Your Facebook Page presents a natural opportunity to test and measure the results of various messaging strategies and techniques. Page posts can simulate a controlled experiment, allowing you to keep other factors steady while altering one in order to evaluate its effectiveness on the metrics you care about. You can test and measure varying a number of variables, including:

  • Post text (one message vs. another)
  • Post type (text vs. image vs. video)
  • Audience demographics (men vs. women, UK vs. Australia)
  • Audience interests (dogs vs. cats)
  • Day and time (weekend vs. weekday, morning vs. evening)

You can test and measure with regular posts or with Ads, which offer more variables to test. Though not always statistically significant, this is a quick and easy method to evaluate different variables and change your posting strategy accordingly. TIP: If you want to reach target audiences that aren’t well represented by your community of supporters, be cautious with testing.

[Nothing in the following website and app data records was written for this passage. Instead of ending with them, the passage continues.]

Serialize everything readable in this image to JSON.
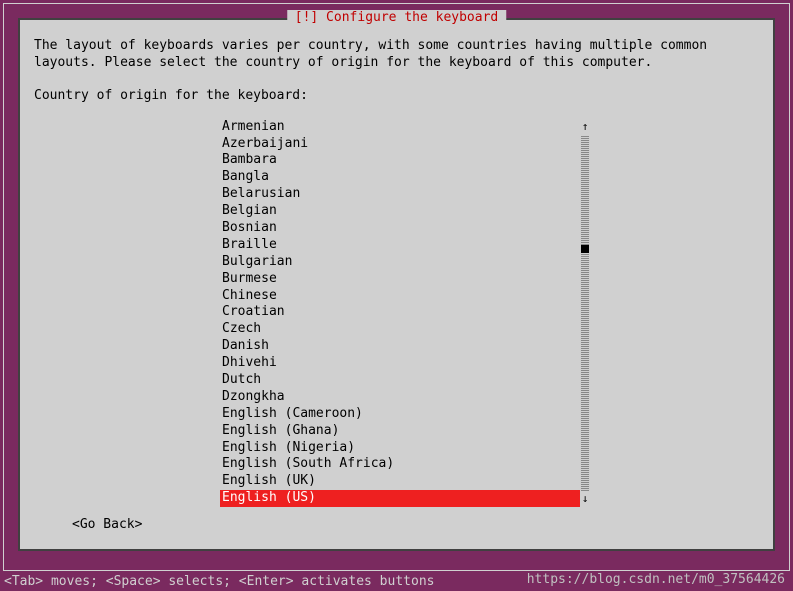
{
  "title": "[!] Configure the keyboard",
  "instructions": "The layout of keyboards varies per country, with some countries having multiple common\nlayouts. Please select the country of origin for the keyboard of this computer.",
  "prompt": "Country of origin for the keyboard:",
  "items": [
    "Armenian",
    "Azerbaijani",
    "Bambara",
    "Bangla",
    "Belarusian",
    "Belgian",
    "Bosnian",
    "Braille",
    "Bulgarian",
    "Burmese",
    "Chinese",
    "Croatian",
    "Czech",
    "Danish",
    "Dhivehi",
    "Dutch",
    "Dzongkha",
    "English (Cameroon)",
    "English (Ghana)",
    "English (Nigeria)",
    "English (South Africa)",
    "English (UK)",
    "English (US)"
  ],
  "selected_index": 22,
  "go_back": "<Go Back>",
  "footer": "<Tab> moves; <Space> selects; <Enter> activates buttons",
  "watermark": "https://blog.csdn.net/m0_37564426",
  "scroll": {
    "thumb_top_pct": 31
  }
}
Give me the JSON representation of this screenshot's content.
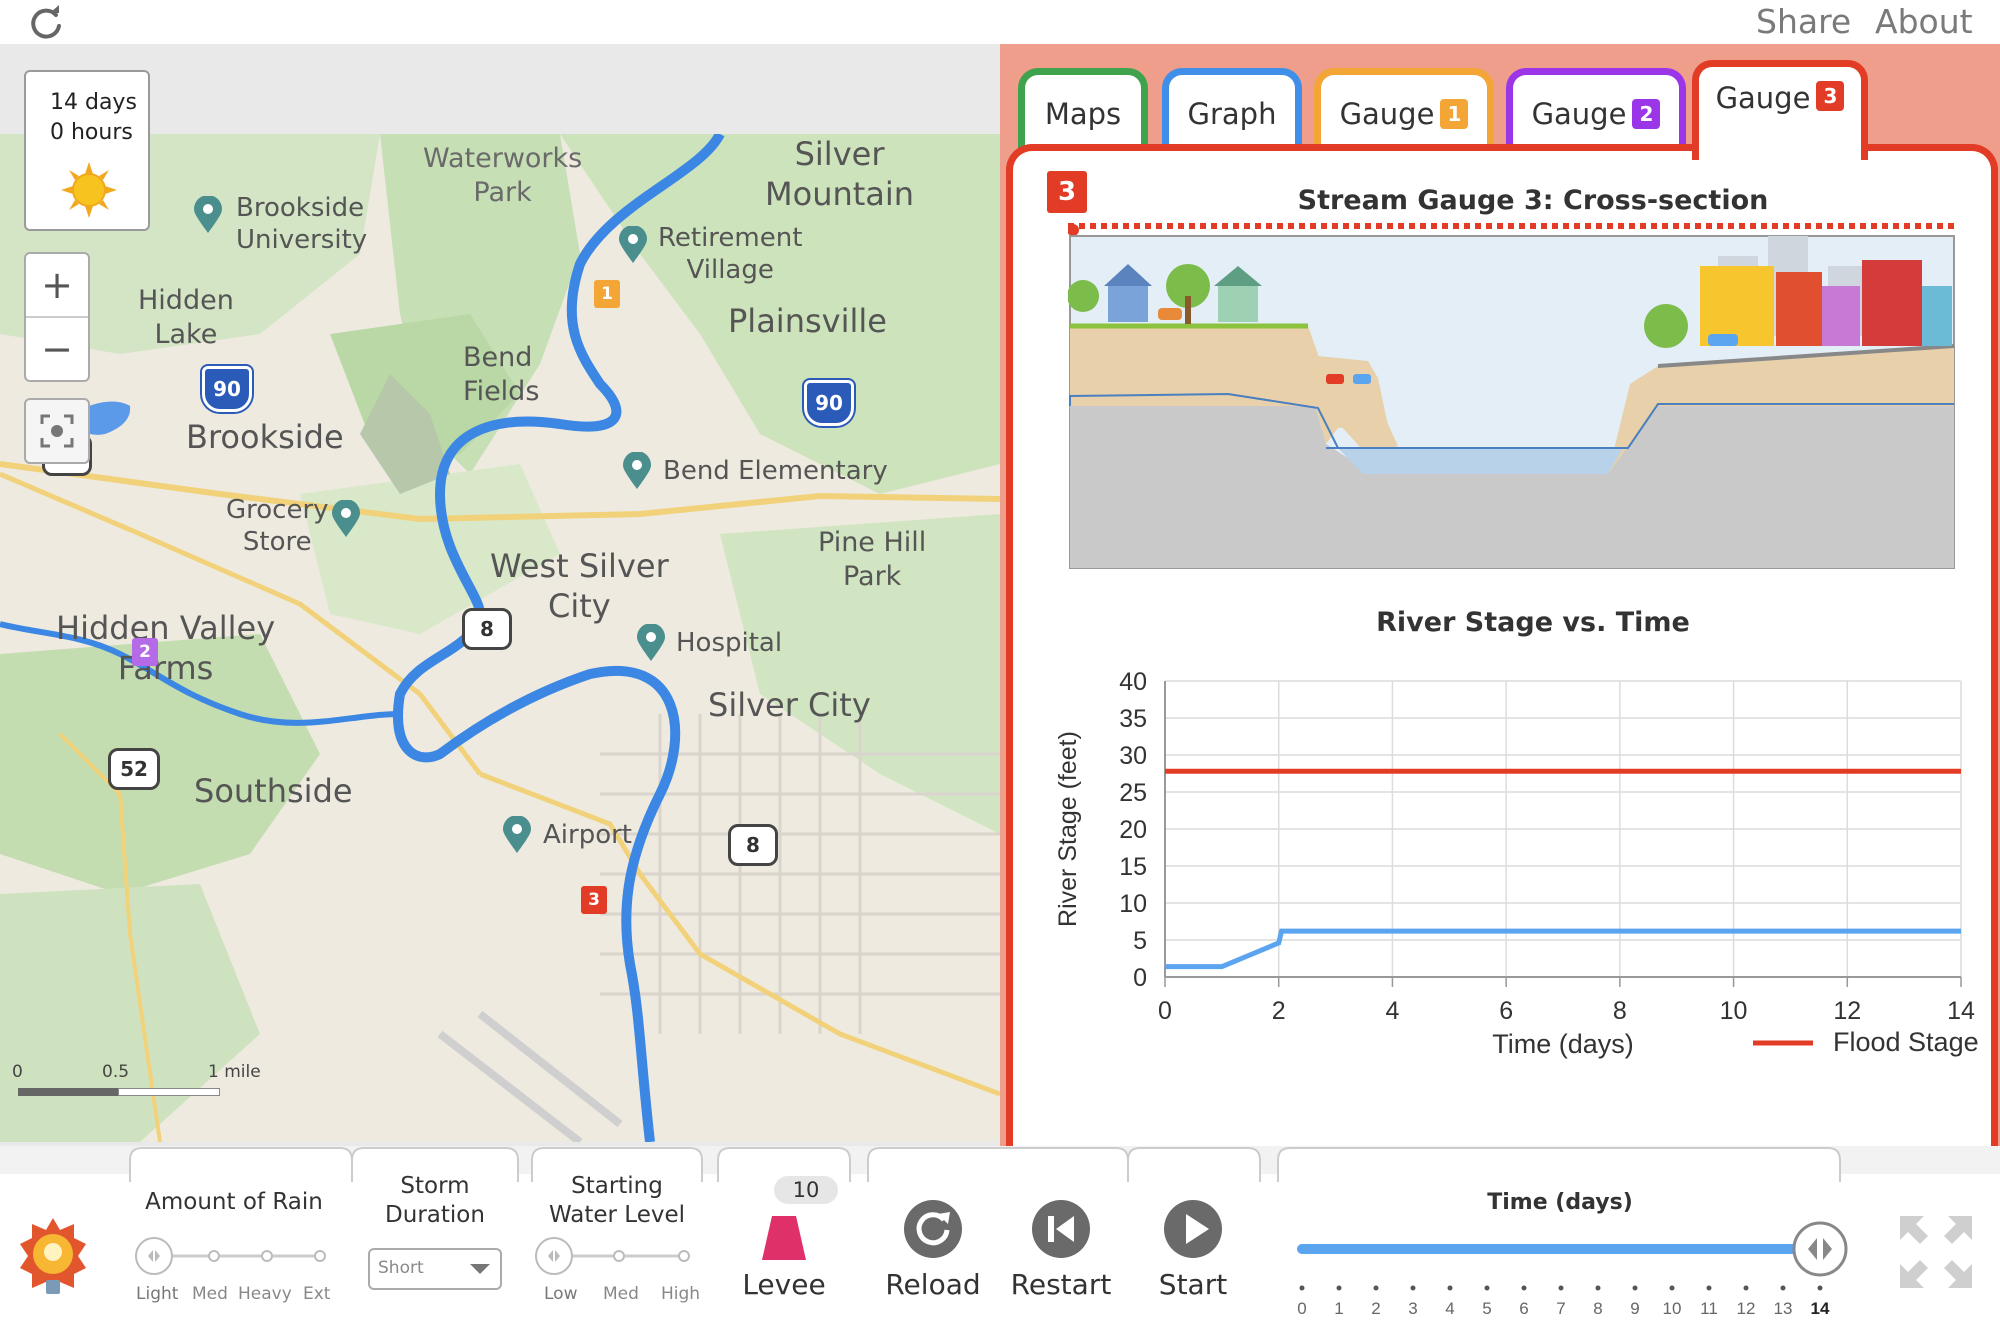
{
  "topbar": {
    "share_label": "Share",
    "about_label": "About"
  },
  "sim_time": {
    "days_text": "14 days",
    "hours_text": "0 hours",
    "weather": "sun-icon"
  },
  "map": {
    "labels": {
      "waterworks_park": [
        "Waterworks",
        "Park"
      ],
      "silver_mountain": [
        "Silver",
        "Mountain"
      ],
      "brookside_university": [
        "Brookside",
        "University"
      ],
      "retirement_village": [
        "Retirement",
        "Village"
      ],
      "hidden_lake": [
        "Hidden",
        "Lake"
      ],
      "plainsville": "Plainsville",
      "bend_fields": [
        "Bend",
        "Fields"
      ],
      "brookside": "Brookside",
      "bend_elementary": "Bend Elementary",
      "grocery_store": [
        "Grocery",
        "Store"
      ],
      "pine_hill_park": [
        "Pine Hill",
        "Park"
      ],
      "west_silver_city": [
        "West Silver",
        "City"
      ],
      "hidden_valley_farms": [
        "Hidden Valley",
        "Farms"
      ],
      "hospital": "Hospital",
      "silver_city": "Silver City",
      "southside": "Southside",
      "airport": "Airport"
    },
    "shields": {
      "i90_west": "90",
      "i90_east": "90",
      "us8_west": "8",
      "us8_mid": "8",
      "us8_south": "8",
      "us52": "52"
    },
    "gauges": {
      "g1": "1",
      "g2": "2",
      "g3": "3"
    },
    "scale": {
      "zero": "0",
      "half": "0.5",
      "mile": "1 mile"
    }
  },
  "tabs": [
    {
      "label": "Maps",
      "color": "#3fa34d"
    },
    {
      "label": "Graph",
      "color": "#3f8fe8"
    },
    {
      "label": "Gauge",
      "badge": "1",
      "color": "#f3a535"
    },
    {
      "label": "Gauge",
      "badge": "2",
      "color": "#9a36e8"
    },
    {
      "label": "Gauge",
      "badge": "3",
      "color": "#e23c26"
    }
  ],
  "cross_section": {
    "title": "Stream Gauge 3: Cross-section",
    "badge": "3"
  },
  "chart_data": {
    "type": "line",
    "title": "River Stage vs. Time",
    "xlabel": "Time (days)",
    "ylabel": "River Stage (feet)",
    "xlim": [
      0,
      14
    ],
    "ylim": [
      0,
      40
    ],
    "xticks": [
      "0",
      "2",
      "4",
      "6",
      "8",
      "10",
      "12",
      "14"
    ],
    "yticks": [
      "0",
      "5",
      "10",
      "15",
      "20",
      "25",
      "30",
      "35",
      "40"
    ],
    "grid": true,
    "legend": "bottom-right",
    "series": [
      {
        "name": "Flood Stage",
        "color": "#e23c26",
        "x": [
          0,
          14
        ],
        "y": [
          27.8,
          27.8
        ]
      },
      {
        "name": "",
        "color": "#5ba4ef",
        "x": [
          0,
          1,
          2,
          2.05,
          14
        ],
        "y": [
          1.4,
          1.4,
          4.6,
          6.2,
          6.2
        ]
      }
    ]
  },
  "controls": {
    "rain": {
      "title": "Amount of Rain",
      "options": [
        "Light",
        "Med",
        "Heavy",
        "Ext"
      ],
      "selected": "Light"
    },
    "duration": {
      "title": [
        "Storm",
        "Duration"
      ],
      "selected": "Short"
    },
    "water_level": {
      "title": [
        "Starting",
        "Water Level"
      ],
      "options": [
        "Low",
        "Med",
        "High"
      ],
      "selected": "Low"
    },
    "levee": {
      "count": "10",
      "label": "Levee",
      "color": "#e0306a"
    },
    "reload_label": "Reload",
    "restart_label": "Restart",
    "start_label": "Start",
    "time": {
      "title": "Time (days)",
      "ticks": [
        "0",
        "1",
        "2",
        "3",
        "4",
        "5",
        "6",
        "7",
        "8",
        "9",
        "10",
        "11",
        "12",
        "13",
        "14"
      ],
      "value": 14
    }
  }
}
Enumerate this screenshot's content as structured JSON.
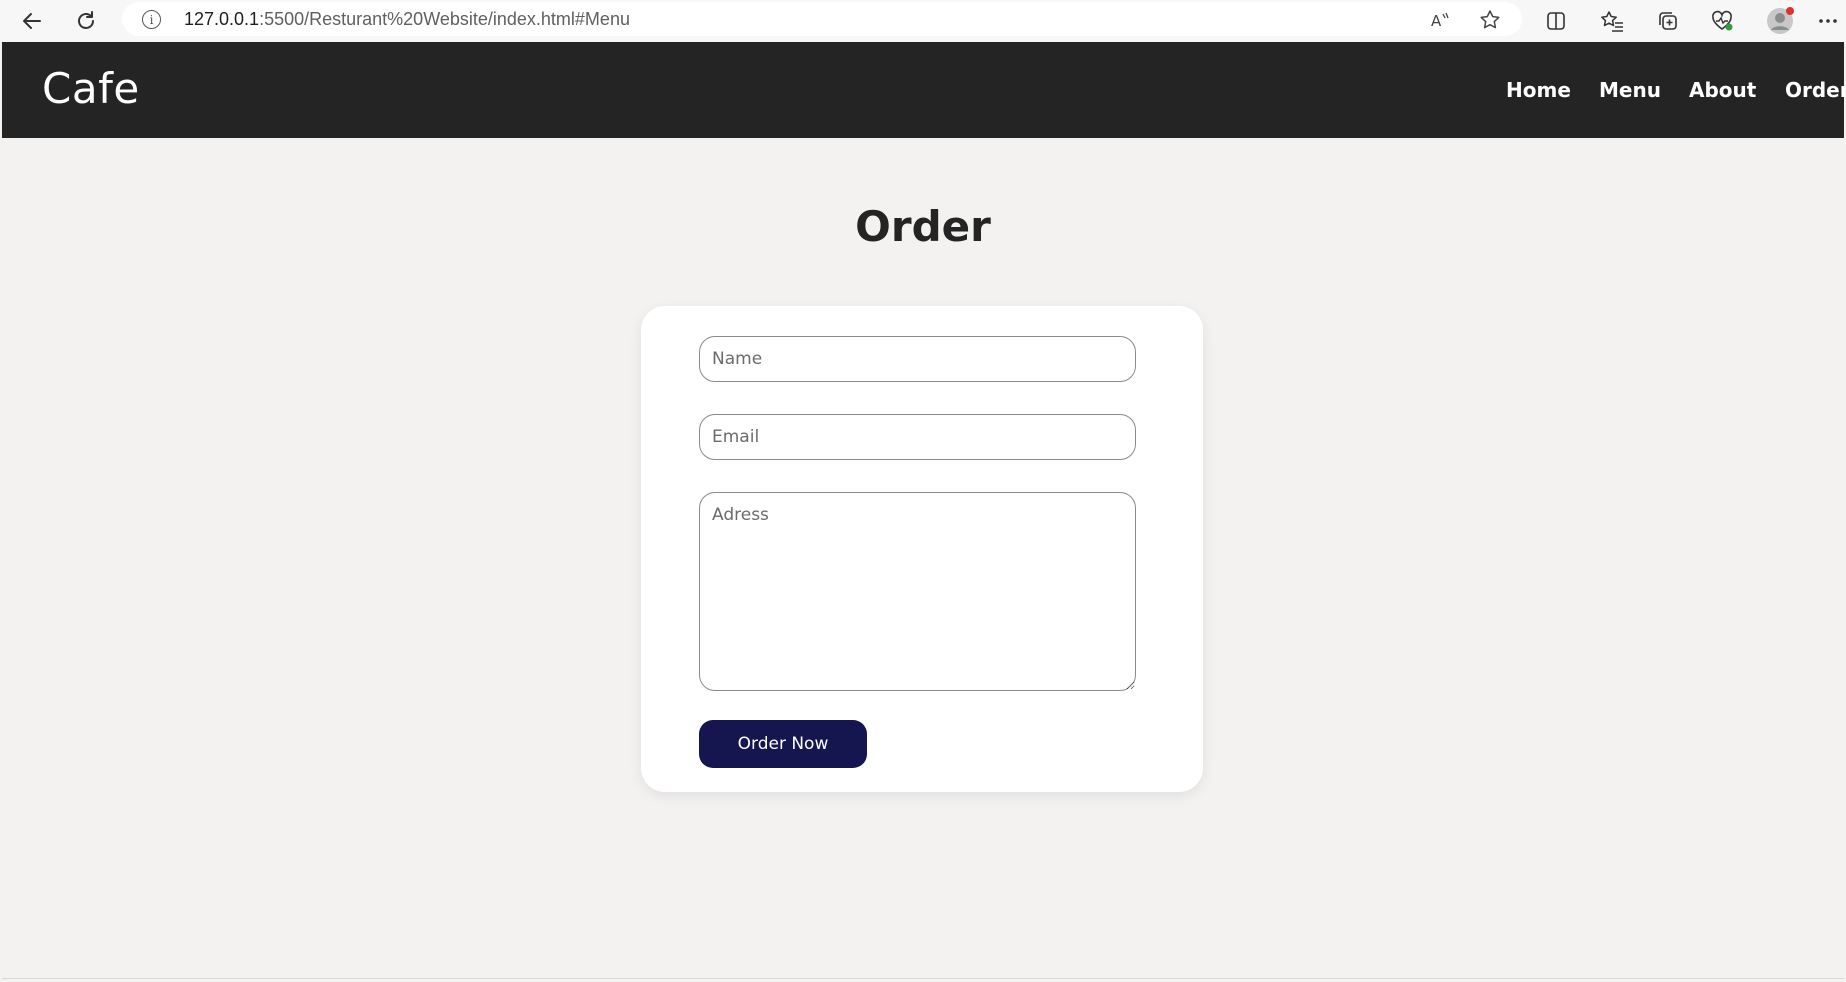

Comparing the performance of a post targeting your usual community against a new target audience may artificially show that the post is performing poorly because there are fewer people in your community for it to reach.